Gravity Rush Review
Gravity Rush is uniquely exciting with original gameplay mechanics and presentation.
Gravity Rush, a new idea by the creative minds behind the first Silent Hill and Siren was a tough sell for me. I am not into the anime aesthetic and also did not like the idea of controlling what looked to be a young teen female protagonist. Luckily the games original art style, likeable characters, music and interesting gameplay has changed my first impressions in a big way.
The game starts off in the floating city of Hekseville. Kat crashes down into the town with no memory and a black cat that gives her the ability to control the gravity around her. Other details of the story delve into anime kookiness. There is an old man who is possibly god, another powerful lady who has a crow as her spirit animal, shadow creatures called the nevi, children living in the depths like the lost boys, a military lady with a mega man blaster, etc. Where I was turned off by some of these plot points, Kat’s eager and fun attitude to solve problems gave the game a wholesome charm. The cutscenes also involved moving comic panels that were really unique. It also did not hurt that the music and city designs are absolutely spectacular. The game director; Keiichiro Toyama stated that Moebius’s old French comics were his inspiration for the floating cities.
With the games focus on gravity abilities, it controls like nothing else out there. There is a learning curve, which unfortunately takes more time than usual to get use to. You press the right trigger and you then start to float, with a reticule showing. Point the reticule where you want and press the right trigger again to go there. Float onto a wall and you can walk along that platform even if it is sideways or upside down. It can be a little distorting but with spatial awareness, traversing areas become really fun. This is limited by a gauge but by end of the game you will feel like a Superman flying through the cities. You can also put two fingers on either side of the screen and go into a slide move that you control by tilting the handheld. Combat involves simple one button combos, a gravity kick and slide across the touchscreen to evade. Other abilities include a stasis field to throw objects and special moves that help you clear out enemies more effectively.

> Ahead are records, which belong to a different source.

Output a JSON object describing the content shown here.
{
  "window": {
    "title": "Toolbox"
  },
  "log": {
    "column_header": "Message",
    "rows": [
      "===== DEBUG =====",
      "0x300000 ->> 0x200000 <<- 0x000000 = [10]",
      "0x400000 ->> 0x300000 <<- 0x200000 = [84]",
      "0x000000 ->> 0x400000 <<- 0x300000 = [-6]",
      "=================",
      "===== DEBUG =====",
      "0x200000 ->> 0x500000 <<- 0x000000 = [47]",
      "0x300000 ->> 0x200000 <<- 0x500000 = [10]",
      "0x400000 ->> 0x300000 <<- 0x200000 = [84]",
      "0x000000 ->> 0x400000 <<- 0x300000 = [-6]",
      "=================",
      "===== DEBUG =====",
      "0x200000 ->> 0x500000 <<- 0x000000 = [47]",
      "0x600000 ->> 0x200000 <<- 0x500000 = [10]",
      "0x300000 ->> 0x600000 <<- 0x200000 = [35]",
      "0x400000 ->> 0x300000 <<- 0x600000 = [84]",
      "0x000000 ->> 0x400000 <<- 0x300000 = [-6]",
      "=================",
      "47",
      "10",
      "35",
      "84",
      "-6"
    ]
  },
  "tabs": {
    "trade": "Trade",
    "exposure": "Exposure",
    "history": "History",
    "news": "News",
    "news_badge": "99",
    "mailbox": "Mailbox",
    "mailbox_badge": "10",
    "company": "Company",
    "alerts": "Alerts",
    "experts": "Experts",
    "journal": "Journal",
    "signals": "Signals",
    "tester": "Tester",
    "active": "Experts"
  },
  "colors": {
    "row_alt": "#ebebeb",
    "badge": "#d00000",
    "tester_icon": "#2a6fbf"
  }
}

Game progression is mission based in open ended cities. If you do not want to progress the story, you are free to explore, collect gems (which power up your abilities), try side missions, talk to people, and repair places in the city. It really is good that they give you this freedom because it is worth it to just fly around and enjoy the design of the game. The visuals are lush, cel shaded and punctuated by fun music. The soundtrack includes jazz inspired tracks and orchestral pieces.
As mentioned before, the story elements were a bit kooky for me and unfortunately some of the missions are not that great either. There are plenty of exciting boss fights, but some fetch missions and clear the enemy hordes missions feel like they are just there to pad the game time. The combat while serviceable is lacking a bit in finesse and variety. Majority of the time I found myself doing the gravity kick, then floating up and doing the typhoon special move to take out any enemies that were hard to catch with the kicks. The other moves in my arsenal felt a bit too weak for me or lacked accuracy.
Gravity Rush is overall exciting with original gameplay mechanics and visuals. The mediocre combat bogs the experience a bit but it is a minor blemish on the whole package. When you power yourself up enough and find yourself flying through cities at breakneck speeds there is nothing but pure fun to be had. The environments and npc’s are at a console level, it is almost unbelievable that handhelds are capable of breathing worlds like this. This is an impressive title that is worthy of showing off the Vita.